So I was really surprised to learn that his heroic story was more complicated than I realized. Sure, he was a war hero – and lost nearly five years of baseball to service in two wars no less – but I never knew that for both World War II and the Korean War, he fought leaving baseball to serve. Now that certainly puts his service in heroism in a different light. It does not diminish his military accomplishments, or give back those five years in his prime that he missed. But it does undermine that he was a selfless athlete who sacrificed a significant chunk of his baseball career to serve his country.
S was in the room while I watched much of this. She has no idea who Ted Williams was or anything about him. The film is brutally honest about Ted’s brutal honesty. She was not a fan.
I got this at the library. I really thought I had picked up the Jumanji movie that was just out over the last holiday season. Fortunately L and I had never seen this one and it made sense to start at the beginning.
So, this didn’t bridge any new ground at all. But it was surprisingly fun and entertaining.
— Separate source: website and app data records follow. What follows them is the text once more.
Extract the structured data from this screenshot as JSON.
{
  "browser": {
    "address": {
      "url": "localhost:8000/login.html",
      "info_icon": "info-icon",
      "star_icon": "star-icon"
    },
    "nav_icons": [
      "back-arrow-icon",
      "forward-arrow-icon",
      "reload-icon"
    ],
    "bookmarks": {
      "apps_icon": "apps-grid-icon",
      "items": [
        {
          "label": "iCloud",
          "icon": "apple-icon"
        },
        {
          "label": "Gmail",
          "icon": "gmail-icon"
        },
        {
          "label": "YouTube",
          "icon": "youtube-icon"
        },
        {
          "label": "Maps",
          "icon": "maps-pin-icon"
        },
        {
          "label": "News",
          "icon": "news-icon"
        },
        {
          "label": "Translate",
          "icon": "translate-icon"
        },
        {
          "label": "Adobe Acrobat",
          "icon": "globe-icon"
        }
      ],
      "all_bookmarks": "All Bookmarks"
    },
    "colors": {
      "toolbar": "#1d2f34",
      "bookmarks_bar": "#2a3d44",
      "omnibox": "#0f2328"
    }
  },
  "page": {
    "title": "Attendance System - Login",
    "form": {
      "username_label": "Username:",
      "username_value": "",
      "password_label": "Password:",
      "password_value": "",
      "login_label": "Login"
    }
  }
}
And it was tight. A solid family movie that takes roughly 90 minutes to watch? That’s good movie-ing there, my friends!
The other movie I picked up for L and I to watch. Man, this has not aged well. I remember being blown away by how realistic the dinosaurs were back when I first saw this. It was the ultimate 1990s summer blockbuster.
Nearly 30 years later, visually it looks very dated. It just doesn’t compare to what CGI can do these days. And the story, honestly, kind of sucked. Reading old reviews I saw how it was hailed as a return to form for Stephen Spielberg. Even with how awe-inspiring the visuals were back in 1993, I don’t see how this comes close to his best work in the 1980s.
I honestly wasn’t sure what to make of this flick. I enjoyed long stretches of it, but also didn’t really get where it was going. Well, I knew where it was going in terms of the historical event that anchored it, but I just thought it had a weird flow. It was entertaining as hell, but I never really latched onto some central theme that was pushing the story forward. Tarantino films often have that lack of traditional structure to them, but this felt different and more incomplete to me.
I also thought to myself, midway through, that it was the least violent Tarantino film I’ve ever seen. Boy the last 10 minutes did their best to make up for that. Yikes, some of that stuff I had to look away from. I did enjoy Tarantino’s alternative history take on what could have happened to the Helter Skelter killers.
The whole dirty feet thing put me off a bit. And for some reason I really enjoyed how much Leo’s character hated hippies, and the invective he threw at them.
As always, Leo and Brad Pitt were great. And Margot Robbie? Good grief, she’s like an angel from heaven. I could watch her do goofy 1960s dances all day.
B+ for the movie, many A+’s for Ms. Robbie